If you are a business owner or decision-maker, you are more than likely aware of the term ‘cloud computing’. The adoption of cloud services has become commonplace for large and small organisations alike. Not only is this sort of remote server access becoming increasingly necessary for data storage, but there are a myriad of further benefits that come from working with a cloud service provider.
What is cloud computing?
Cloud computing is a term that encompasses a wide range of services made possible by the existence of a remote server. Many organisations outsource their cloud computing needs to a cloud service provider such as iomart; who take responsibility for the implementation of things like cloud storage, software, and the fundamental infrastructure needed to access and use the cloud.
There are a few different benefits of cloud computing, ranging from enhanced security to a reduced carbon footprint.
Advantages of cloud computing
Cloud computing can be great for decreasing your up-front costs. By outsourcing your cloud infrastructure to a third party, your organisation forgoes the responsibility of buying expensive equipment like racks and cooling machines, resulting in huge cost savings. What’s more, your employees will have more time to spend on interesting projects without the need for ongoing server and storage maintenance.
Reduced carbon output
As well as reducing maintenance and power costs, outsourcing your cloud infrastructure means fewer onsite servers and cooling units, which in turn, means a greatly reduced carbon footprint for your organisation.
Cloud computing also means that working remotely is a much more seamless process for your organisation.

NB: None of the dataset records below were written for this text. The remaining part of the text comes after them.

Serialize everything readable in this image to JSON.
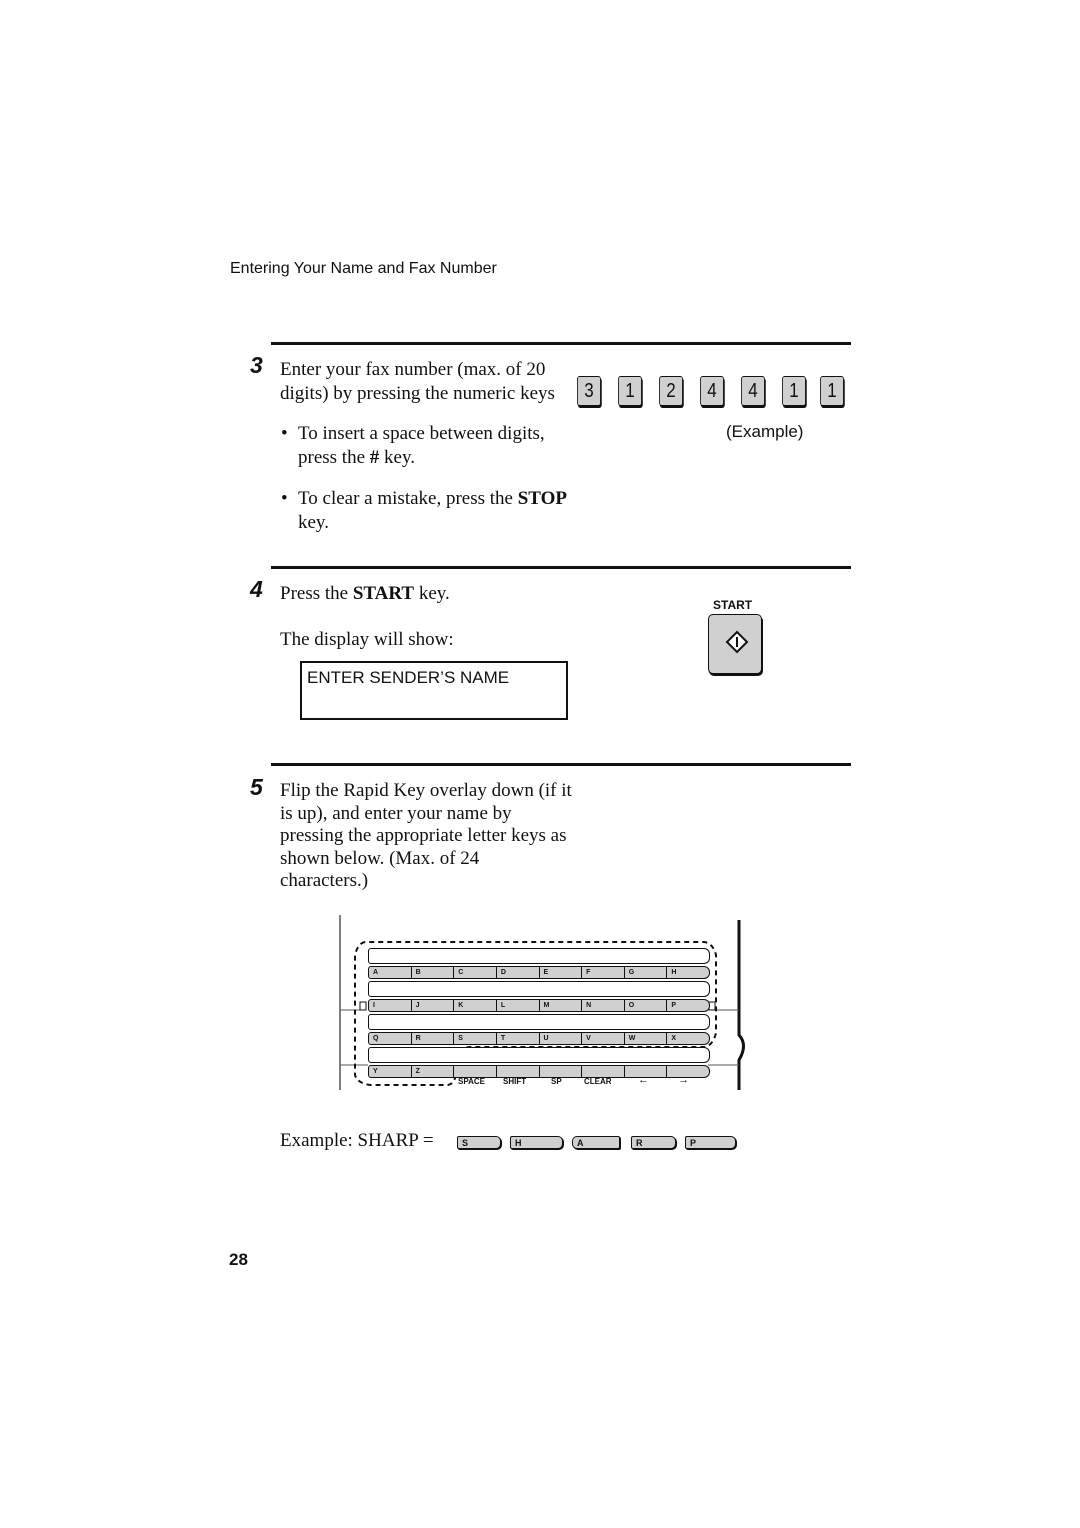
{
  "header": {
    "title": "Entering Your Name and Fax Number"
  },
  "step3": {
    "number": "3",
    "line1": "Enter your fax number (max. of 20",
    "line2": "digits) by pressing the numeric keys",
    "example_keys": [
      "3",
      "1",
      "2",
      "4",
      "4",
      "1",
      "1"
    ],
    "example_label": "(Example)",
    "bullet1": {
      "line1": "To insert  a space between digits,",
      "line2_pre": "press the ",
      "line2_key": "#",
      "line2_post": " key."
    },
    "bullet2": {
      "line1_pre": "To clear a mistake, press the ",
      "line1_key": "STOP",
      "line2": "key."
    },
    "bullet_glyph": "•"
  },
  "step4": {
    "number": "4",
    "line1_pre": "Press the ",
    "line1_key": "START",
    "line1_post": " key.",
    "line2": "The display will show:",
    "display_text": "ENTER SENDER’S NAME",
    "start_key_label": "START",
    "start_key_icon": "start-diamond-icon"
  },
  "step5": {
    "number": "5",
    "lines": [
      "Flip the Rapid Key overlay down (if it",
      "is up), and enter your name by",
      "pressing the appropriate letter keys as",
      "shown below. (Max. of 24",
      "characters.)"
    ],
    "keyboard": {
      "rows": [
        [
          "A",
          "B",
          "C",
          "D",
          "E",
          "F",
          "G",
          "H"
        ],
        [
          "I",
          "J",
          "K",
          "L",
          "M",
          "N",
          "O",
          "P"
        ],
        [
          "Q",
          "R",
          "S",
          "T",
          "U",
          "V",
          "W",
          "X"
        ],
        [
          "Y",
          "Z",
          "",
          "",
          "",
          "",
          "",
          ""
        ]
      ],
      "function_labels": [
        "SPACE",
        "SHIFT",
        "SP",
        "CLEAR",
        "←",
        "→"
      ]
    },
    "example_label": "Example: SHARP =",
    "example_keys": [
      "S",
      "H",
      "A",
      "R",
      "P"
    ]
  },
  "footer": {
    "page_number": "28"
  }
}
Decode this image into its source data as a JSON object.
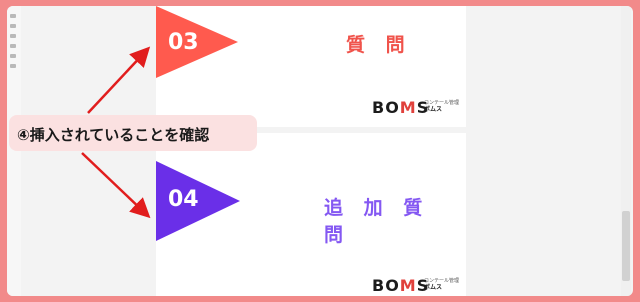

Not only does it ensure better infrastructure, like connectivity and communications, it means that employees are able to embrace hybrid working. This in turn, means less travelling and commuting time, which also reduces your organisation’s carbon footprint.
Automatic software and hardware upgrades
Your cloud storage provider will be responsible for taking care of any updates that need to be carried out on your servers, hardware or software. These kinds of updates are a necessary evil and can take a long time. So, again, using a cloud service provider frees up resources for your organisation and allows you to task your employees with more pressing matters.
Increased security measures
First of all, threats and incidents like cyber attacks, hardware failure, power outages and overloaded servers on your cloud based applications can be dealt with much more easily with the help of a cloud provider. This is because they are continuously monitoring the infrastructure that houses your stored data. It’s essentially like having a 24/7 virtual security guard.
Also, data stored by cloud providers is usually encrypted. The type of security controls implemented are down to the preference of your organisation, for example, your organisation might want to place restrictions on who can access certain files, or it might want to make all files available to everyone in the organisation. That being said, if your organisation is considering moving its data to the cloud, security measures must be taken before you move to the cloud and not treated as an afterthought once you’ve migrated.
Dynamic and flexible scalability
Another bonus of using a cloud service provider is the opportunity for scalability, giving you a competitive edge over other organisations in your industry. Your organisation can scale resources up or down as and when it needs. With pay-as-you-go cloud, you only pay for what you need, but costs can skyrocket as your business grows. By going with a provider, you can opt for a fixed term contract designed around your business’ current and predicted future requirements. With this option, you may be paying a little more up front, but it’s much better for cash flow and forecasting in the long run.
24/365 mobile access to business files
Providing you have a good internet connection and a capable device, cloud computing means you can access cloud data from your business servers from anywhere in the world. This is especially useful for collaborating in real-time on projects, particularly when working remotely. It also allows you to travel for business whilst always staying connected with what’s happening back on home soil.
Data loss can be a nightmare for organisations. With cloud disaster recovery or cloud backup, you can restore lost data (stored in the cloud) quickly, to avoid the inconvenient costs of lost productivity and even GDPR breaches.
There are certainly a large number of advantages that come with adopting cloud computing into your organisation. Your cloud service provider can advise on many aspects of your computing infrastructure which will go a long way to ensuring your business is saving time and money as well as working efficiently and securely.
If you’re interested in deploying cloud computing throughout your organisation, we’d be happy to discuss the advantages and disadvantages of each package for your organisation. Get in touch with us below.